Yes! You will learn to adapt to his behaviors and how to control him. I have ADHD and was very impulsive. I repeated the same thing over and over and felt helpless to stop it, but with the proper behavior therapy and medication I was able to keep my behavior in check. My little sister also has ADHD and I have become much more patient with her after learning the best way to handle her. My advice is just to try whatever and see what works best! You have plenty of time to grow with him and figure out the best way to control his impulses and behavior.
Avatar universal
Look, so, I'm a teen, with ADHD. Been diagnosed around nine years now, and eight of those nine years, I've been on Ritalin.
Ritalin takes time to take affect, and you need to pay attention to what your step son says about it, since it's considered tame amonst ADHD meds regarding side affects.
Behavior issues usually come from the way a child is brought up. I'm the daughter of a psychologist, so for me, it was always an attitude of "You may suffer from learning disabilities and ADHD, but that doesn't excuse behavior issues nor bad grades when you can do better."

I'd highly suggest adopting that attitude with your son, let him know that he can do whatever he wants, but his actions have consequences.

As for you?

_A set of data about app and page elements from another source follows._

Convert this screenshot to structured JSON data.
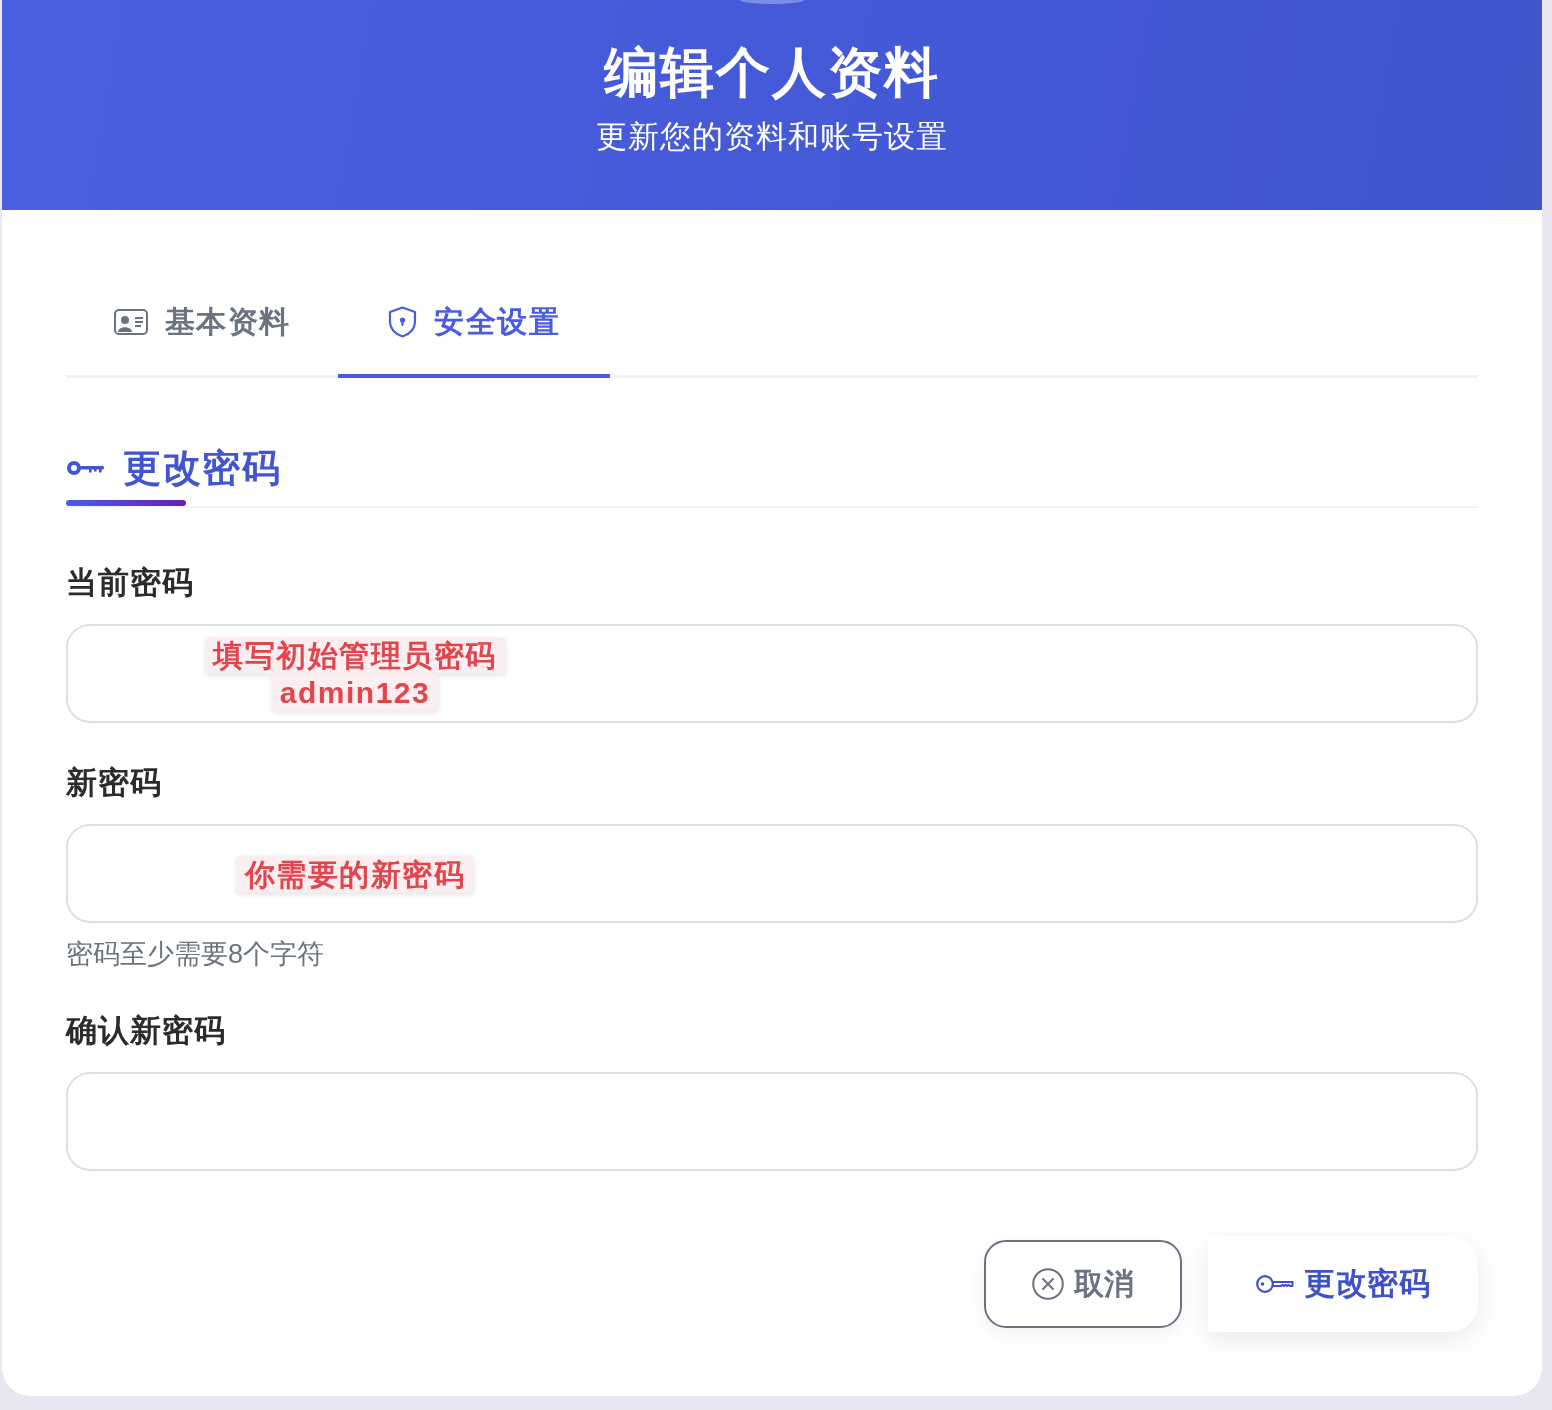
{
  "header": {
    "title": "编辑个人资料",
    "subtitle": "更新您的资料和账号设置"
  },
  "tabs": [
    {
      "label": "基本资料",
      "kind": "profile",
      "selected": false
    },
    {
      "label": "安全设置",
      "kind": "security",
      "selected": true
    }
  ],
  "section": {
    "title": "更改密码"
  },
  "fields": [
    {
      "label": "当前密码",
      "annotations": [
        "填写初始管理员密码",
        "admin123"
      ]
    },
    {
      "label": "新密码",
      "annotations": [
        "你需要的新密码"
      ],
      "help": "密码至少需要8个字符"
    },
    {
      "label": "确认新密码"
    }
  ],
  "buttons": [
    {
      "label": "取消",
      "kind": "cancel"
    },
    {
      "label": "更改密码",
      "kind": "submit"
    }
  ]
}
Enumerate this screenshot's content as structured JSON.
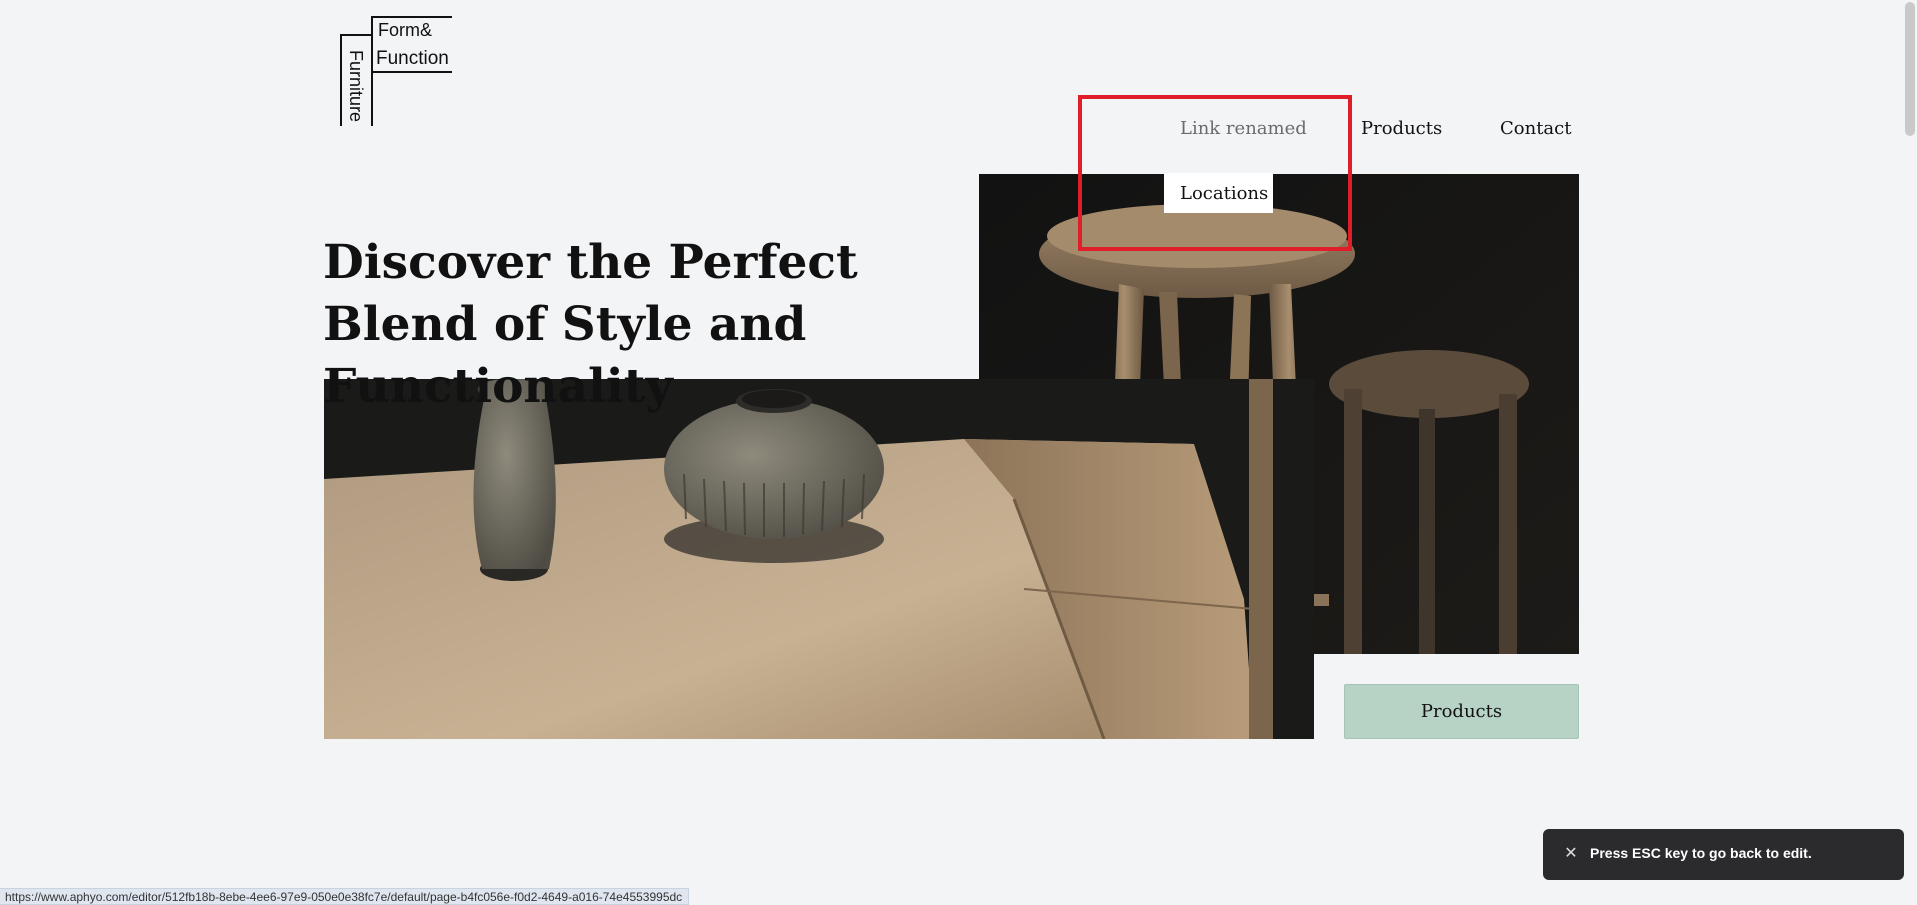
{
  "logo": {
    "form": "Form&",
    "function": "Function",
    "furniture": "Furniture"
  },
  "nav": {
    "renamed_label": "Link renamed",
    "products_label": "Products",
    "contact_label": "Contact",
    "dropdown_item": "Locations"
  },
  "hero": {
    "title": "Discover the Perfect Blend of Style and Functionality",
    "cta_label": "Products"
  },
  "status_url": "https://www.aphyo.com/editor/512fb18b-8ebe-4ee6-97e9-050e0e38fc7e/default/page-b4fc056e-f0d2-4649-a016-74e4553995dc",
  "toast": {
    "message": "Press ESC key to go back to edit."
  },
  "colors": {
    "background": "#f3f4f6",
    "highlight": "#e01e2a",
    "cta_bg": "#b6d3c6",
    "toast_bg": "#2b2b2e"
  }
}
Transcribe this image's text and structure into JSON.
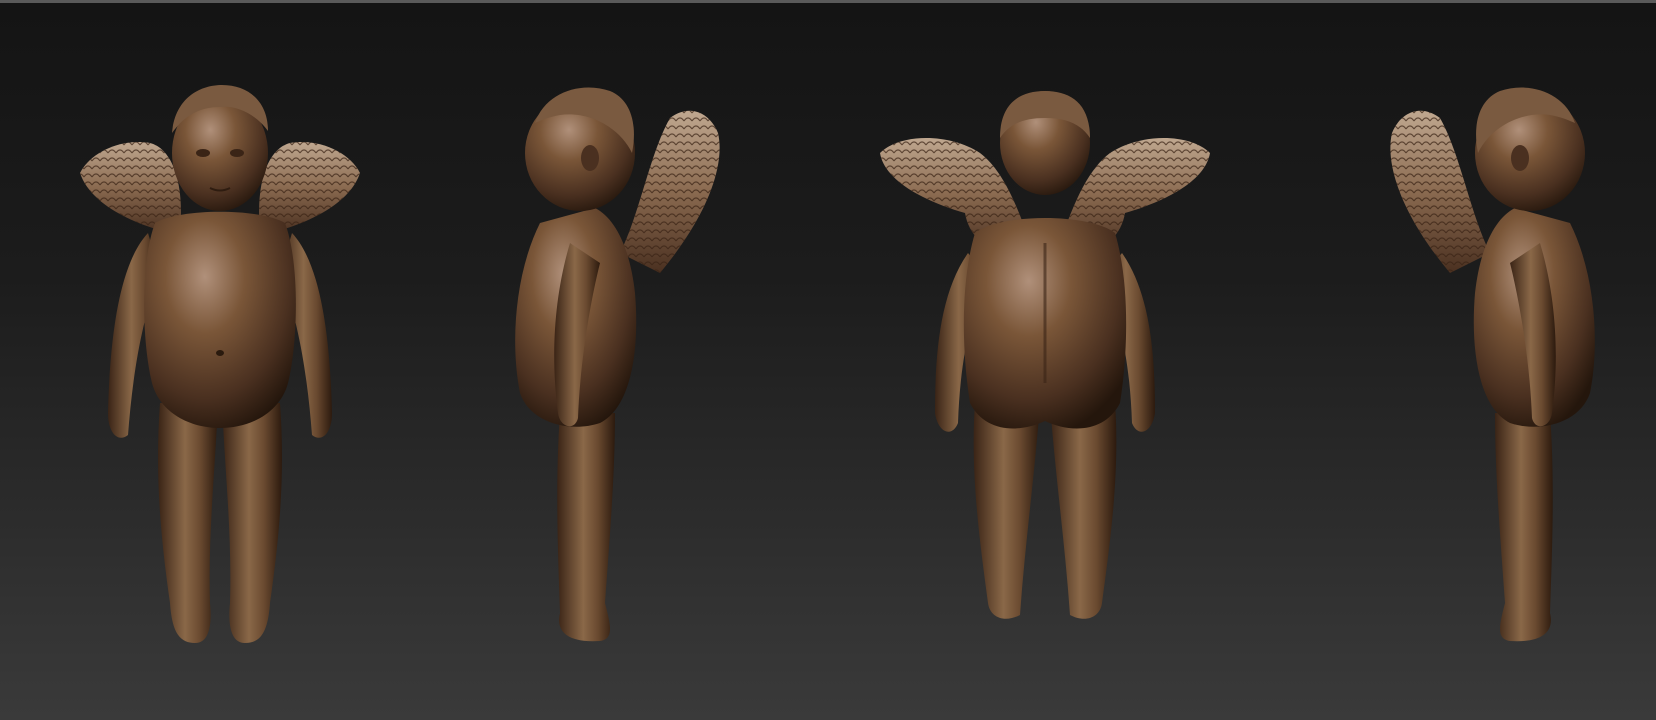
{
  "scene": {
    "background_top": "#141414",
    "background_bottom": "#3a3a3a",
    "material_color": "#6b4a30",
    "material_highlight": "#a88a6c",
    "material_shadow": "#2e1c10",
    "views": [
      {
        "id": "front",
        "orientation": "front"
      },
      {
        "id": "left",
        "orientation": "side-left"
      },
      {
        "id": "back",
        "orientation": "back"
      },
      {
        "id": "right",
        "orientation": "side-right"
      }
    ]
  }
}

Well, my parents are patient people, I'll give you that, and no one in my family has quite adapted to my strangeness.
It takes time, and lots of it, but the more you speak with him, the more you can help him, emotionally.

Professional help is always best, and there really is no shame with getting it, therapy is espiecally productive for ADHD children.

We're wired a bit differently, and it takes time to understand us, but use your resources and invest in your child, and you'll both get better.
189897 tn?1441126518
COMMUNITY LEADER
some very useful parenting tips are in this link - https://www.additudemag.com/the-single-most-helpful-strategy-in-raising-your-adhd-child/?utm_source=eletter&utm_medium=email&utm_campaign=april&mc_cid=a5ec4578c9&mc_eid=34d357d554
Avatar universal
I have grown up with ADHD and I was put on  Ritalin and my doctor adjusted my  dosage till it was right for me and it made a world of difference for me so it actually depends on the person and  consistency is a big factor for child learning how to behave and have a strong psychology profile.
189897 tn?1441126518
COMMUNITY LEADER
Nicole, This is a really good link that I think you will find useful.  https://www.additudemag.com/behavior-punishment-parenting-child-with-adhd/?utm_source=eletter&utm_medium=email&utm_campaign=april&mc_cid=e53872b895&mc_eid=34d357d554
Have an Answer?
Top Children's Health Answerers
189897 tn?1441126518
San Pedro, CA
Learn About Top Answerers
Didn't find the answer you were looking for?
Ask a question
Popular Resources
Fearing autism, many parents aren't vaccinating their kids. Can doctors reverse this dangerous trend?
Is a gluten-free diet right for you?
We answer your top questions about the flu vaccine.
Learn which over-the-counter medicines are safe for you and your baby
Yummy eats that will keep your child healthy and happy
Healing home remedies for common ailments